▸ WHAT YOU WILL DO
Report each line of the entries that includes "元贝驾考" by copying it.

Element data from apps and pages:
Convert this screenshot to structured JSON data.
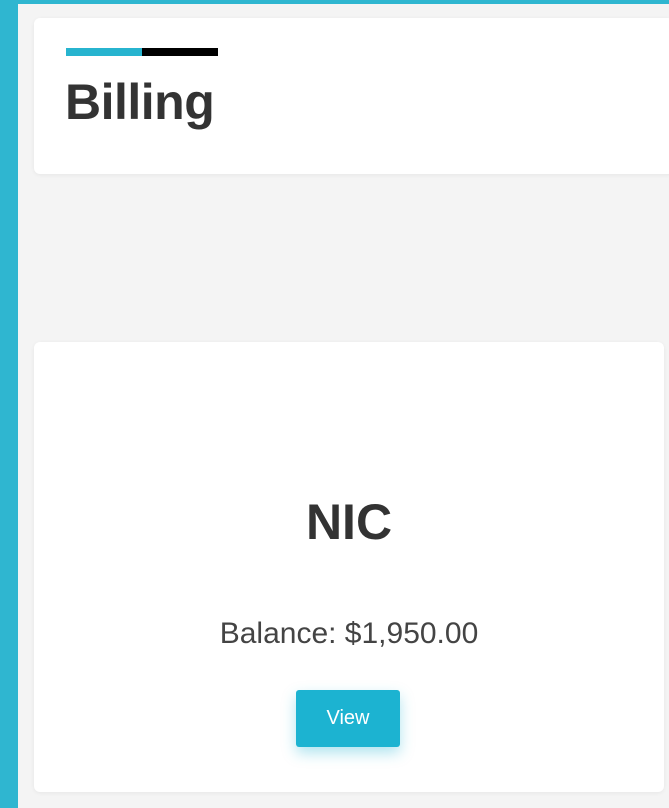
{
  "header": {
    "title": "Billing",
    "accent_colors": [
      "#27b4cf",
      "#000000"
    ]
  },
  "accounts": [
    {
      "name": "NIC",
      "balance_text": "Balance: $1,950.00",
      "view_label": "View"
    }
  ],
  "theme": {
    "rail_color": "#2fb6d0",
    "button_color": "#1cb3d1",
    "background": "#f4f4f4"
  }
}
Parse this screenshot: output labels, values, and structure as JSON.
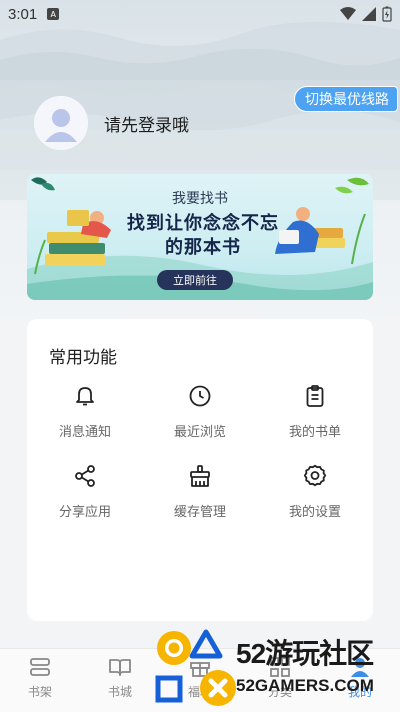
{
  "status_bar": {
    "time": "3:01",
    "notification_badge": "A"
  },
  "header": {
    "switch_route_label": "切换最优线路",
    "login_prompt": "请先登录哦"
  },
  "banner": {
    "subtitle": "我要找书",
    "title_line1": "找到让你念念不忘",
    "title_line2": "的那本书",
    "button_label": "立即前往"
  },
  "functions": {
    "title": "常用功能",
    "items": [
      {
        "label": "消息通知",
        "icon": "bell-icon"
      },
      {
        "label": "最近浏览",
        "icon": "clock-icon"
      },
      {
        "label": "我的书单",
        "icon": "clipboard-icon"
      },
      {
        "label": "分享应用",
        "icon": "share-icon"
      },
      {
        "label": "缓存管理",
        "icon": "broom-icon"
      },
      {
        "label": "我的设置",
        "icon": "gear-icon"
      }
    ]
  },
  "tabbar": {
    "tabs": [
      {
        "label": "书架",
        "icon": "bookshelf-icon",
        "active": false
      },
      {
        "label": "书城",
        "icon": "open-book-icon",
        "active": false
      },
      {
        "label": "福利",
        "icon": "gift-icon",
        "active": false
      },
      {
        "label": "分类",
        "icon": "grid-icon",
        "active": false
      },
      {
        "label": "我的",
        "icon": "person-icon",
        "active": true
      }
    ]
  },
  "watermark": {
    "text_main": "52游玩社区",
    "text_sub": "52GAMERS.COM"
  },
  "colors": {
    "accent": "#4da3f2",
    "tab_active": "#3a8ee6",
    "banner_button": "#26335a"
  }
}
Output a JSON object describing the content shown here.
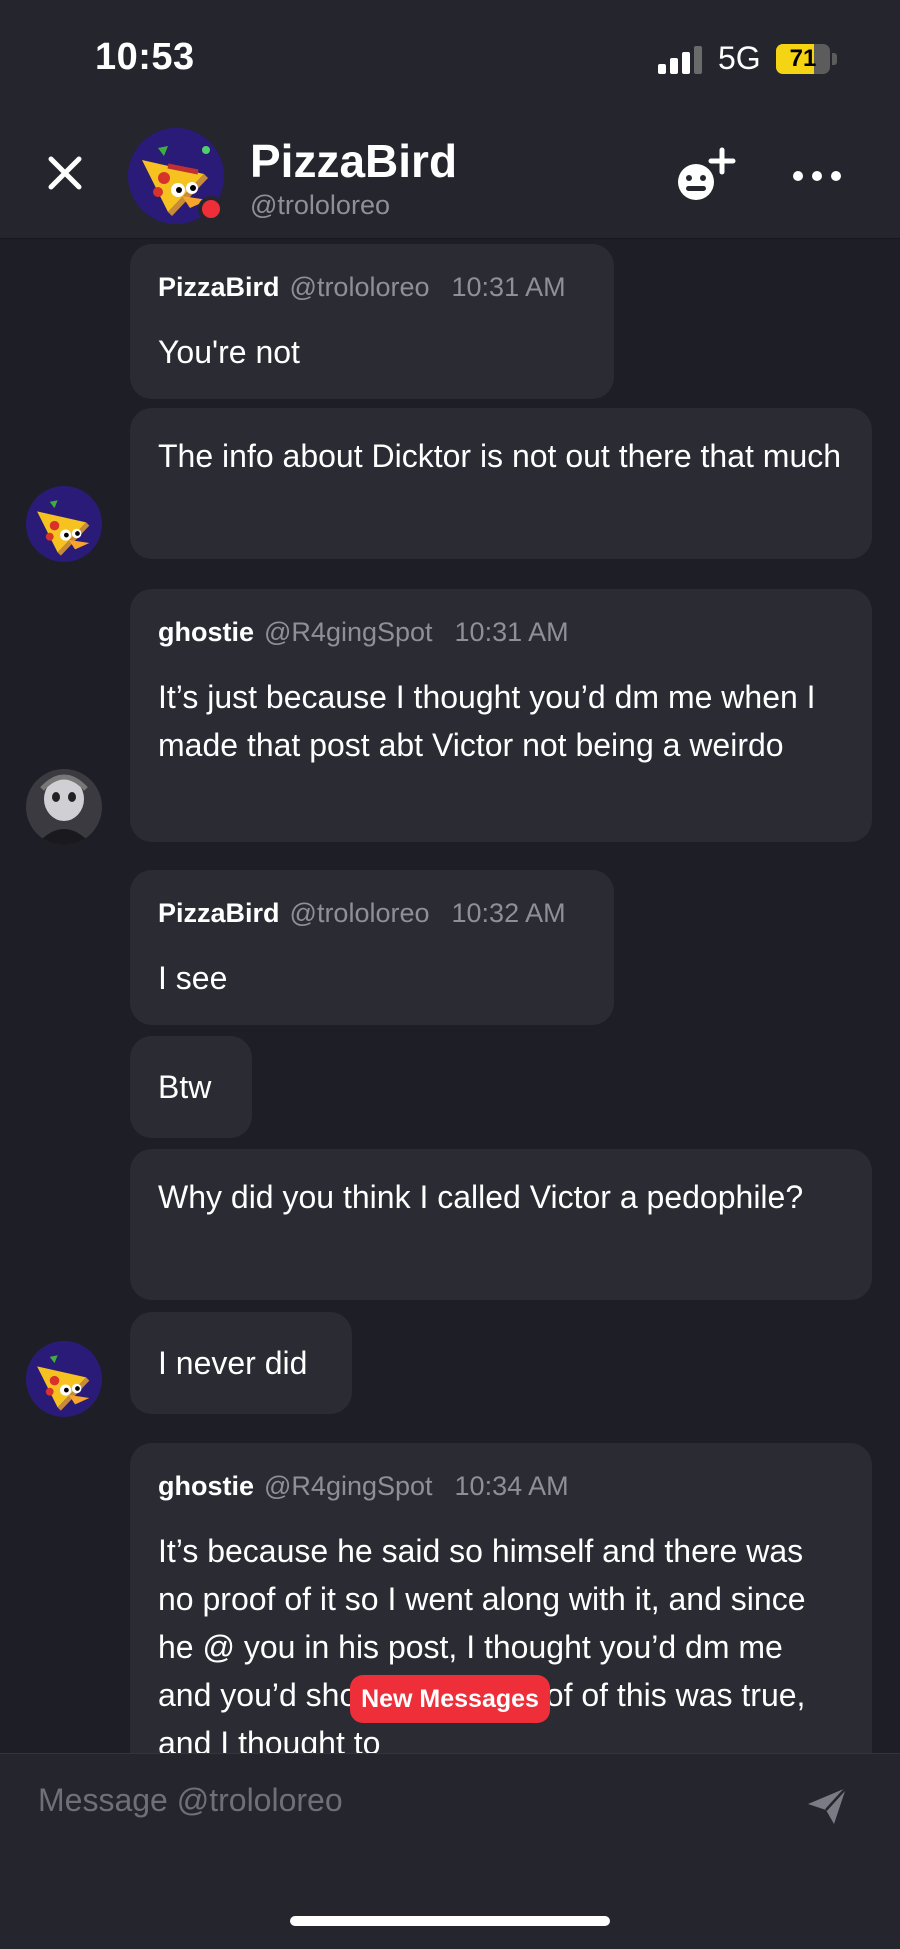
{
  "status": {
    "time": "10:53",
    "network": "5G",
    "battery": "71",
    "battery_level": 0.71
  },
  "header": {
    "name": "PizzaBird",
    "handle": "@trololoreo"
  },
  "messages": [
    {
      "author": "PizzaBird",
      "handle": "@trololoreo",
      "time": "10:31 AM",
      "text": "You're not"
    },
    {
      "text": "The info about Dicktor is not out there that much"
    },
    {
      "author": "ghostie",
      "handle": "@R4gingSpot",
      "time": "10:31 AM",
      "text": "It’s just because I thought you’d dm me when I made that post abt Victor not being a weirdo"
    },
    {
      "author": "PizzaBird",
      "handle": "@trololoreo",
      "time": "10:32 AM",
      "text": "I see"
    },
    {
      "text": "Btw"
    },
    {
      "text": "Why did you think I called Victor a pedophile?"
    },
    {
      "text": "I never did"
    },
    {
      "author": "ghostie",
      "handle": "@R4gingSpot",
      "time": "10:34 AM",
      "text": "It’s because he said so himself and there was no proof of it so I went along with it, and since he @ you in his post, I thought you’d dm me and you’d show me like proof of this was true, and I thought to"
    }
  ],
  "new_messages_label": "New Messages",
  "composer": {
    "placeholder": "Message @trololoreo"
  },
  "colors": {
    "background": "#1e1f26",
    "bubble": "#2a2b33",
    "accent_red": "#ee2f3a",
    "battery_yellow": "#f5d414"
  },
  "icons": [
    "close-icon",
    "add-friend-icon",
    "more-icon",
    "send-icon"
  ]
}
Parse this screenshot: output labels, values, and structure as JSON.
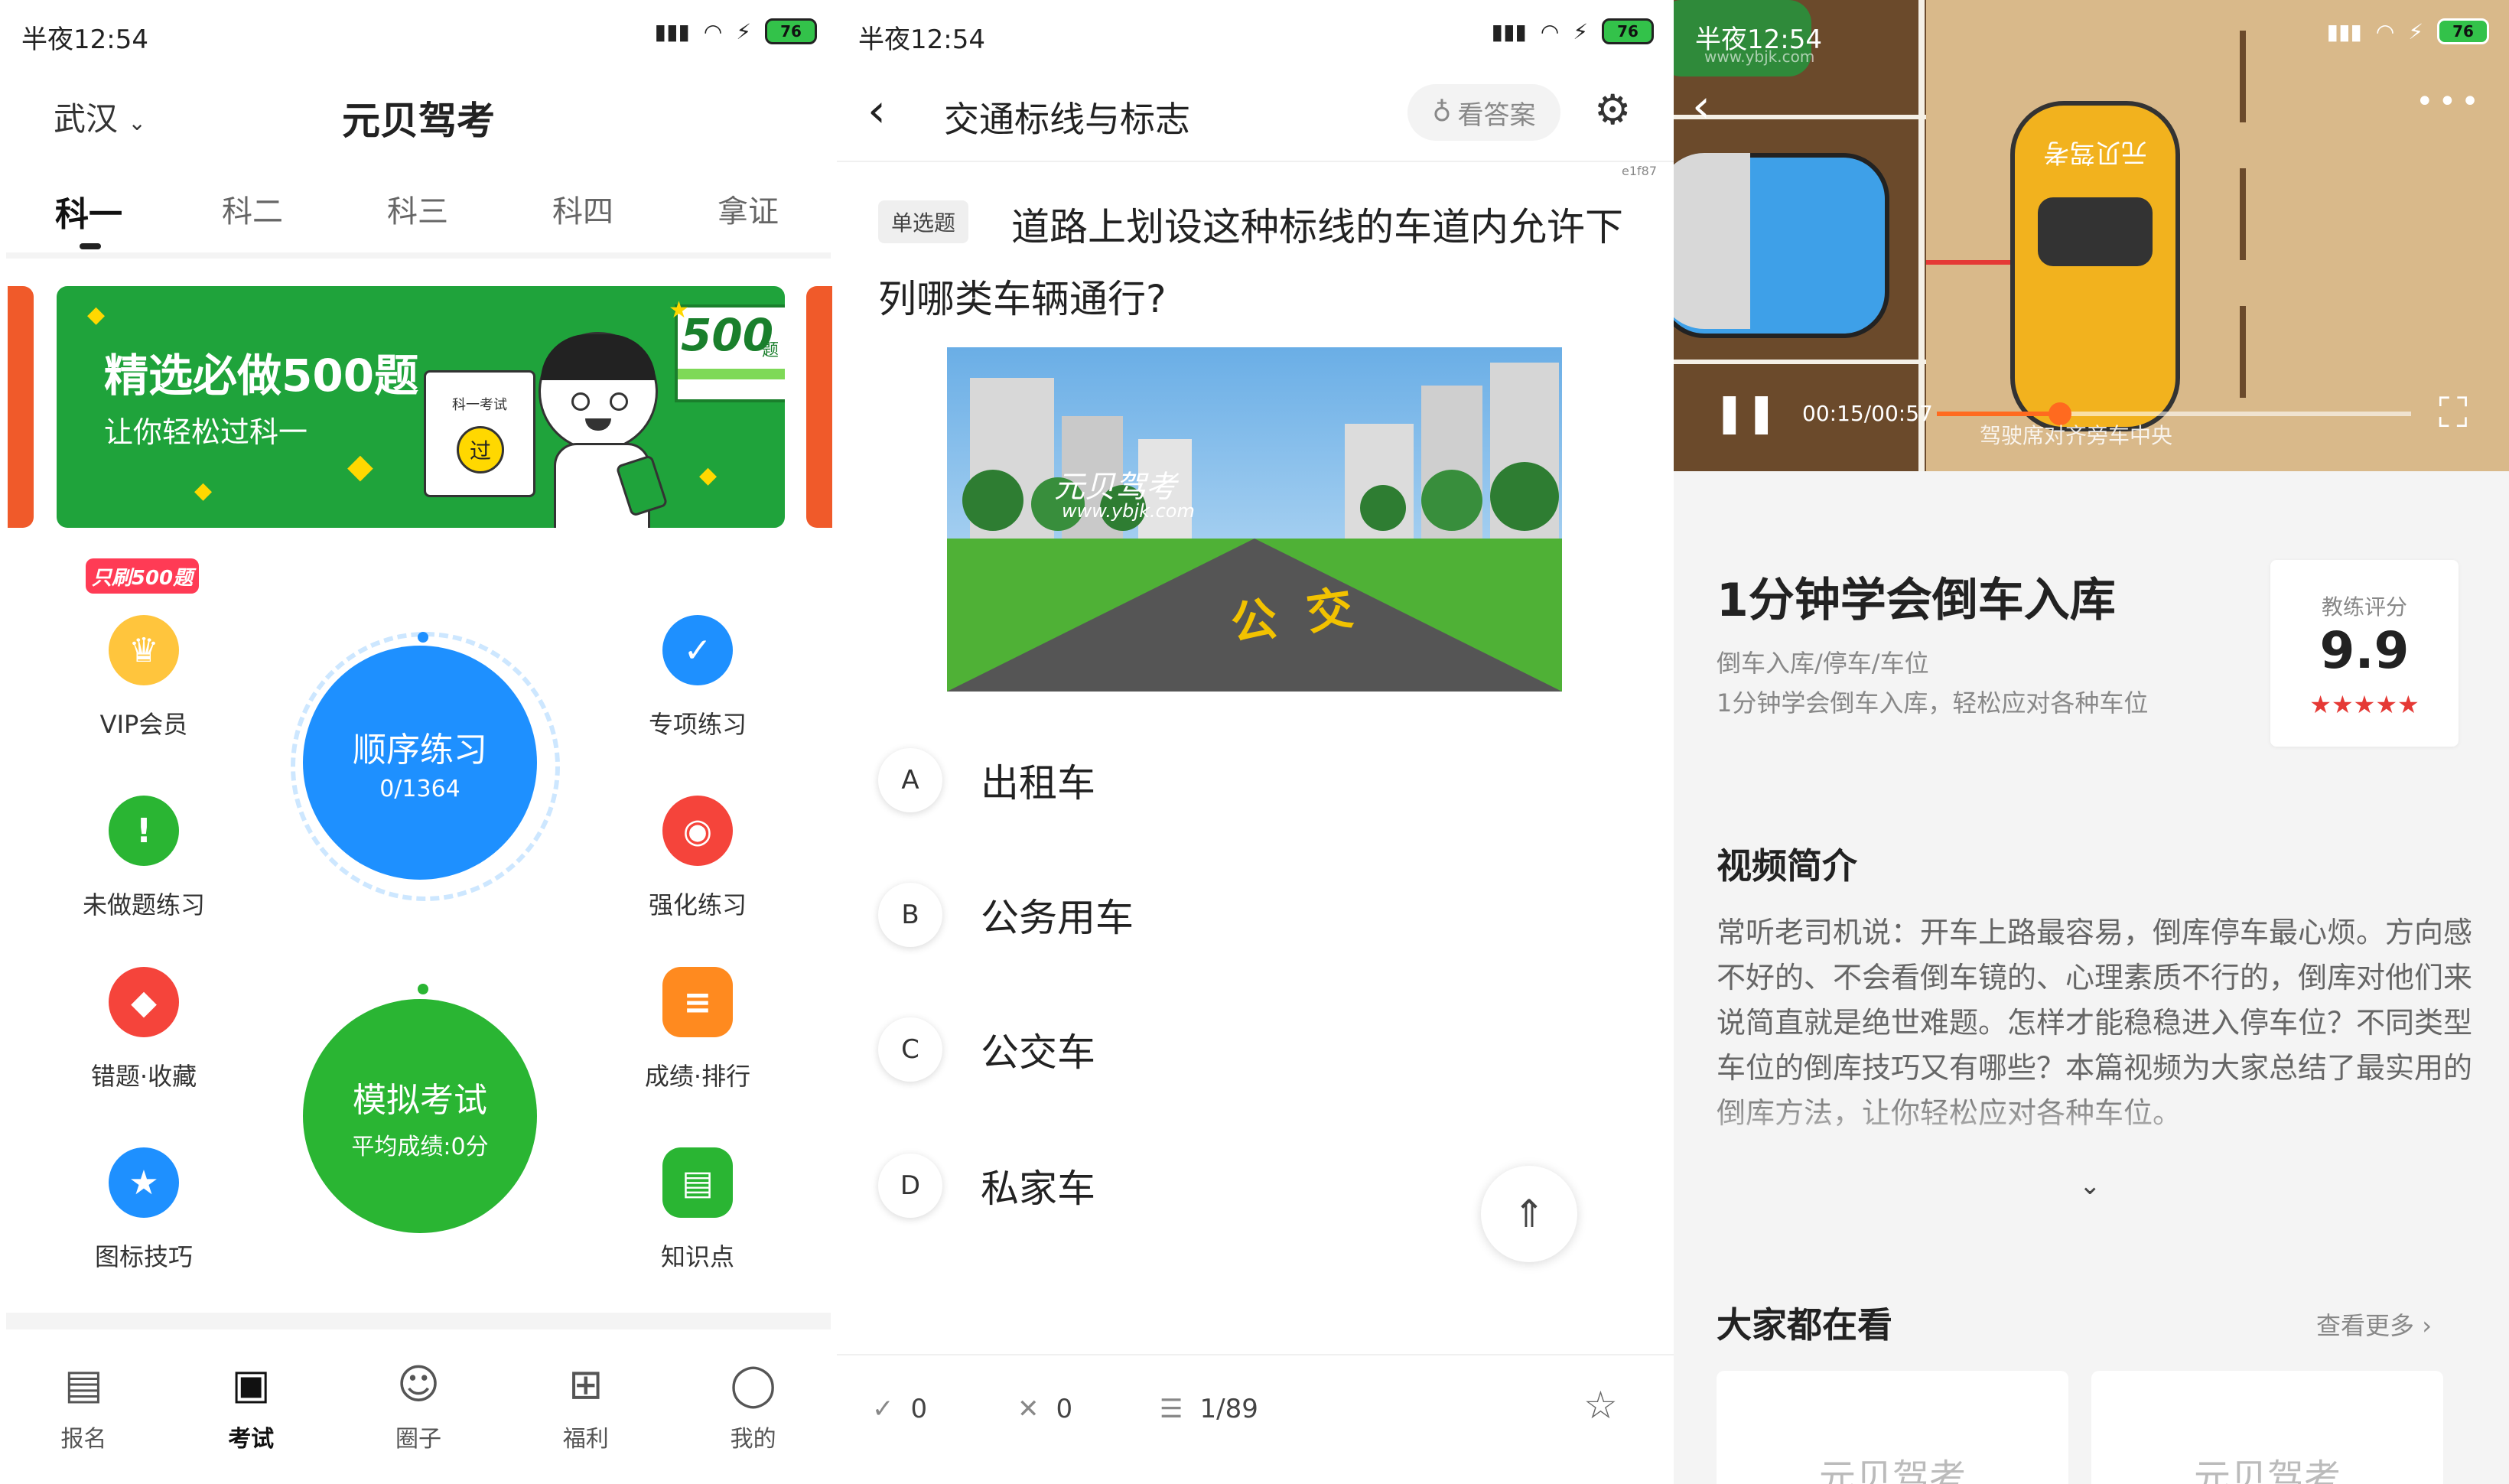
{
  "status_bar": {
    "time": "半夜12:54",
    "battery": "76"
  },
  "panel1": {
    "city": "武汉",
    "title": "元贝驾考",
    "tabs": [
      "科一",
      "科二",
      "科三",
      "科四",
      "拿证"
    ],
    "banner": {
      "title": "精选必做500题",
      "subtitle": "让你轻松过科一",
      "badge_num": "500",
      "badge_unit": "题",
      "card_label": "科一考试",
      "card_stamp": "过"
    },
    "vip_tag": "只刷500题",
    "features": {
      "vip": "VIP会员",
      "special": "专项练习",
      "undone": "未做题练习",
      "strengthen": "强化练习",
      "mistakes": "错题·收藏",
      "ranking": "成绩·排行",
      "sign_tips": "图标技巧",
      "knowledge": "知识点"
    },
    "order_practice": {
      "label": "顺序练习",
      "progress": "0/1364"
    },
    "mock_exam": {
      "label": "模拟考试",
      "score": "平均成绩:0分"
    },
    "bottom_nav": [
      "报名",
      "考试",
      "圈子",
      "福利",
      "我的"
    ],
    "colors": {
      "green": "#1fa33b",
      "blue": "#1e90ff",
      "exam_green": "#2ab533"
    }
  },
  "panel2": {
    "title": "交通标线与标志",
    "answer_button": "看答案",
    "code": "e1f87",
    "question_type": "单选题",
    "question": "道路上划设这种标线的车道内允许下列哪类车辆通行?",
    "image_watermark": "元贝驾考",
    "image_url": "www.ybjk.com",
    "road_text": "公交",
    "options": [
      {
        "key": "A",
        "text": "出租车"
      },
      {
        "key": "B",
        "text": "公务用车"
      },
      {
        "key": "C",
        "text": "公交车"
      },
      {
        "key": "D",
        "text": "私家车"
      }
    ],
    "footer": {
      "correct": "0",
      "wrong": "0",
      "progress": "1/89"
    }
  },
  "panel3": {
    "video": {
      "time": "00:15/00:57",
      "subtitle": "驾驶席对齐旁车中央",
      "car_text": "元贝驾考",
      "watermark": "www.ybjk.com",
      "progress": 0.26
    },
    "title": "1分钟学会倒车入库",
    "tags": "倒车入库/停车/车位",
    "desc": "1分钟学会倒车入库，轻松应对各种车位",
    "rating_label": "教练评分",
    "rating": "9.9",
    "intro_title": "视频简介",
    "intro_text": "常听老司机说：开车上路最容易，倒库停车最心烦。方向感不好的、不会看倒车镜的、心理素质不行的，倒库对他们来说简直就是绝世难题。怎样才能稳稳进入停车位？不同类型车位的倒库技巧又有哪些？本篇视频为大家总结了最实用的倒库方法，让你轻松应对各种车位。",
    "popular_title": "大家都在看",
    "more": "查看更多",
    "card_texts": [
      "元贝驾考",
      "元贝驾考"
    ]
  }
}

▸ SOLUTION BELOW
    "title": "元贝驾考",
    "image_watermark": "元贝驾考",
      "car_text": "元贝驾考",
      "元贝驾考",
      "元贝驾考"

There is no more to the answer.